> **GOAL OF THE EXERCISE**: Each record should be written out exactly as given.

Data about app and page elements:
**********

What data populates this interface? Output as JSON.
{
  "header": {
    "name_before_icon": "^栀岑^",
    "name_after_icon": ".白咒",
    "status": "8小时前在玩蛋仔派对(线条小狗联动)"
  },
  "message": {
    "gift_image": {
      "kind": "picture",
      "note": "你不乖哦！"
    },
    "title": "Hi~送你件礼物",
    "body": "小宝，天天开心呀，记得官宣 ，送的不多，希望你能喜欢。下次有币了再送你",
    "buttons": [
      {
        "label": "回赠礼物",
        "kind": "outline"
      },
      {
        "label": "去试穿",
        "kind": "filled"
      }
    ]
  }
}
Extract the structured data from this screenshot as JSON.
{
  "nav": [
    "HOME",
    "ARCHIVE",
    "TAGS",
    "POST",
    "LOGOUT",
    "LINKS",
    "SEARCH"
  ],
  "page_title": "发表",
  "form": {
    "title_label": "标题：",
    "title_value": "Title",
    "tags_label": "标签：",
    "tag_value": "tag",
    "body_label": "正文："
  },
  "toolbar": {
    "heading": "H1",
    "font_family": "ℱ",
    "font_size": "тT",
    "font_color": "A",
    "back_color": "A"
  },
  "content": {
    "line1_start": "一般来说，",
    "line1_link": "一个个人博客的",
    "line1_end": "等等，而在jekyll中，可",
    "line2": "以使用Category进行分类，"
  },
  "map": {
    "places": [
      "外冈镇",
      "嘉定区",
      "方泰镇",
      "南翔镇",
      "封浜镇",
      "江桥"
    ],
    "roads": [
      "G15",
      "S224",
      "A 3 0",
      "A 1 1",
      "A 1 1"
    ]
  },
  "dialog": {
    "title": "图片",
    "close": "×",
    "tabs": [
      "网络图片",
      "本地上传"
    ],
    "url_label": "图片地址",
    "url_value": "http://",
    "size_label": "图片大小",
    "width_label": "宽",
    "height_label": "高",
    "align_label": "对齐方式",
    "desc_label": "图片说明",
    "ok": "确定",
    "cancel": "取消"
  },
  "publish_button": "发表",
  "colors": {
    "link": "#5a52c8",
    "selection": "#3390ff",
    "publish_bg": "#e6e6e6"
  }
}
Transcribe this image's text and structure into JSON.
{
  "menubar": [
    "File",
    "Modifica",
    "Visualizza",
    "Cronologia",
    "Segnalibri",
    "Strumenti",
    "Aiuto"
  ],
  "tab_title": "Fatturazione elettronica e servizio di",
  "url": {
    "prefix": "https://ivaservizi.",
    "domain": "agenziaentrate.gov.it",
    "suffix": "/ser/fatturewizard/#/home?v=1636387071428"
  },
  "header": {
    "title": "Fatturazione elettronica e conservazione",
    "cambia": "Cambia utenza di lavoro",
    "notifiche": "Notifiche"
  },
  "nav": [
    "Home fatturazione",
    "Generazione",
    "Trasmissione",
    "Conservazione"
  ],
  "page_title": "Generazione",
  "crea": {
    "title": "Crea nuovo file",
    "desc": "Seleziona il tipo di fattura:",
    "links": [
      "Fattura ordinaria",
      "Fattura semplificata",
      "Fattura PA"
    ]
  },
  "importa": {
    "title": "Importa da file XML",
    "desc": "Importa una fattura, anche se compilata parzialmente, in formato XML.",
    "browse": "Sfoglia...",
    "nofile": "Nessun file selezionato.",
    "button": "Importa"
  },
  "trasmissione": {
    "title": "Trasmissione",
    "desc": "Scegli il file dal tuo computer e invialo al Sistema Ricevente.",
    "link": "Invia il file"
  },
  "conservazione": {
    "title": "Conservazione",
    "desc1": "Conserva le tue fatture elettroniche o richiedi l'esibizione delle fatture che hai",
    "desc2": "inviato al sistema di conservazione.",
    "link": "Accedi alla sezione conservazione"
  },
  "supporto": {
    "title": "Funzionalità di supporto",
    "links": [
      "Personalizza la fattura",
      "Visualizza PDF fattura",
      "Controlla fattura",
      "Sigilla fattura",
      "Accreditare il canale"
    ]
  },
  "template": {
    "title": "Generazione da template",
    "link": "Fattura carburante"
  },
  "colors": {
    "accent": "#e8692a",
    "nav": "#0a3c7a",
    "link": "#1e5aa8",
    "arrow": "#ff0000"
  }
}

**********

> **SOLVED EXERCISE**:
What data populates this interface? Output as JSON.
{
  "header": {
    "name_before_icon": "^栀岑^",
    "name_after_icon": ".白咒",
    "status": "8小时前在玩蛋仔派对(线条小狗联动)"
  },
  "message": {
    "gift_image": {
      "kind": "picture",
      "note": "你不乖哦！"
    },
    "title": "Hi~送你件礼物",
    "body": "小宝，天天开心呀，记得官宣 ，送的不多，希望你能喜欢。下次有币了再送你",
    "buttons": [
      {
        "label": "回赠礼物",
        "kind": "outline"
      },
      {
        "label": "去试穿",
        "kind": "filled"
      }
    ]
  }
}
Extract the structured data from this screenshot as JSON.
{
  "nav": [
    "HOME",
    "ARCHIVE",
    "TAGS",
    "POST",
    "LOGOUT",
    "LINKS",
    "SEARCH"
  ],
  "page_title": "发表",
  "form": {
    "title_label": "标题：",
    "title_value": "Title",
    "tags_label": "标签：",
    "tag_value": "tag",
    "body_label": "正文："
  },
  "toolbar": {
    "heading": "H1",
    "font_family": "ℱ",
    "font_size": "тT",
    "font_color": "A",
    "back_color": "A"
  },
  "content": {
    "line1_start": "一般来说，",
    "line1_link": "一个个人博客的",
    "line1_end": "等等，而在jekyll中，可",
    "line2": "以使用Category进行分类，"
  },
  "map": {
    "places": [
      "外冈镇",
      "嘉定区",
      "方泰镇",
      "南翔镇",
      "封浜镇",
      "江桥"
    ],
    "roads": [
      "G15",
      "S224",
      "A 3 0",
      "A 1 1",
      "A 1 1"
    ]
  },
  "dialog": {
    "title": "图片",
    "close": "×",
    "tabs": [
      "网络图片",
      "本地上传"
    ],
    "url_label": "图片地址",
    "url_value": "http://",
    "size_label": "图片大小",
    "width_label": "宽",
    "height_label": "高",
    "align_label": "对齐方式",
    "desc_label": "图片说明",
    "ok": "确定",
    "cancel": "取消"
  },
  "publish_button": "发表",
  "colors": {
    "link": "#5a52c8",
    "selection": "#3390ff",
    "publish_bg": "#e6e6e6"
  }
}
Transcribe this image's text and structure into JSON.
{
  "menubar": [
    "File",
    "Modifica",
    "Visualizza",
    "Cronologia",
    "Segnalibri",
    "Strumenti",
    "Aiuto"
  ],
  "tab_title": "Fatturazione elettronica e servizio di",
  "url": {
    "prefix": "https://ivaservizi.",
    "domain": "agenziaentrate.gov.it",
    "suffix": "/ser/fatturewizard/#/home?v=1636387071428"
  },
  "header": {
    "title": "Fatturazione elettronica e conservazione",
    "cambia": "Cambia utenza di lavoro",
    "notifiche": "Notifiche"
  },
  "nav": [
    "Home fatturazione",
    "Generazione",
    "Trasmissione",
    "Conservazione"
  ],
  "page_title": "Generazione",
  "crea": {
    "title": "Crea nuovo file",
    "desc": "Seleziona il tipo di fattura:",
    "links": [
      "Fattura ordinaria",
      "Fattura semplificata",
      "Fattura PA"
    ]
  },
  "importa": {
    "title": "Importa da file XML",
    "desc": "Importa una fattura, anche se compilata parzialmente, in formato XML.",
    "browse": "Sfoglia...",
    "nofile": "Nessun file selezionato.",
    "button": "Importa"
  },
  "trasmissione": {
    "title": "Trasmissione",
    "desc": "Scegli il file dal tuo computer e invialo al Sistema Ricevente.",
    "link": "Invia il file"
  },
  "conservazione": {
    "title": "Conservazione",
    "desc1": "Conserva le tue fatture elettroniche o richiedi l'esibizione delle fatture che hai",
    "desc2": "inviato al sistema di conservazione.",
    "link": "Accedi alla sezione conservazione"
  },
  "supporto": {
    "title": "Funzionalità di supporto",
    "links": [
      "Personalizza la fattura",
      "Visualizza PDF fattura",
      "Controlla fattura",
      "Sigilla fattura",
      "Accreditare il canale"
    ]
  },
  "template": {
    "title": "Generazione da template",
    "link": "Fattura carburante"
  },
  "colors": {
    "accent": "#e8692a",
    "nav": "#0a3c7a",
    "link": "#1e5aa8",
    "arrow": "#ff0000"
  }
}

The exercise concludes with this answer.